Below are the records; copy each line in which "name" occurs.

EXTRACTED MATERIAL
---*---

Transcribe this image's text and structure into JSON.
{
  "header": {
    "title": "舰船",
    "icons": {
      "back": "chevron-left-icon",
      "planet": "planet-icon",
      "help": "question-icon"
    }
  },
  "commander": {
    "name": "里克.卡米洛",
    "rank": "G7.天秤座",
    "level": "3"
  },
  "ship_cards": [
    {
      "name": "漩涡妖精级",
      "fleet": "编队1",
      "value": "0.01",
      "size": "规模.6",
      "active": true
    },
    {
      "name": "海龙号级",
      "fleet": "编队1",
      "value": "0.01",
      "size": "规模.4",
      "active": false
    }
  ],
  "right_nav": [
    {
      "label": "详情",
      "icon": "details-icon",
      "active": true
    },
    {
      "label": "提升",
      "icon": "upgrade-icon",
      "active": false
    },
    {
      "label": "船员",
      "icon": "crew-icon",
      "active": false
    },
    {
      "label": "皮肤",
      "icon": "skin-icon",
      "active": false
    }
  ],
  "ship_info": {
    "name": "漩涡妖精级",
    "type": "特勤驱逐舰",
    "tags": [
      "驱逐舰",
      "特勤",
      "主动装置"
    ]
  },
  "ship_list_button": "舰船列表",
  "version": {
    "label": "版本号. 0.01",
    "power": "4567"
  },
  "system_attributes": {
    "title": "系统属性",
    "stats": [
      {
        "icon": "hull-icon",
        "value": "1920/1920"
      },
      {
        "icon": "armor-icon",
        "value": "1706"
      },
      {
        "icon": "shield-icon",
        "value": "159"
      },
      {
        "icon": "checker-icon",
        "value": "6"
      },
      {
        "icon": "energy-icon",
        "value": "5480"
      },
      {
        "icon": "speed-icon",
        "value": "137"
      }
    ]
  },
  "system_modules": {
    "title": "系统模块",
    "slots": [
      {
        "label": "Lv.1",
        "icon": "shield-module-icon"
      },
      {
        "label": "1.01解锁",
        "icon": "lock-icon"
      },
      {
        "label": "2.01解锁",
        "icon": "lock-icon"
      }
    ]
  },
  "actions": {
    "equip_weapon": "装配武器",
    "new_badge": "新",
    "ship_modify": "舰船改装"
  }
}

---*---

YOUR SOLUTION
    "name": "里克.卡米洛",
      "name": "漩涡妖精级",
      "name": "海龙号级",
    "name": "漩涡妖精级",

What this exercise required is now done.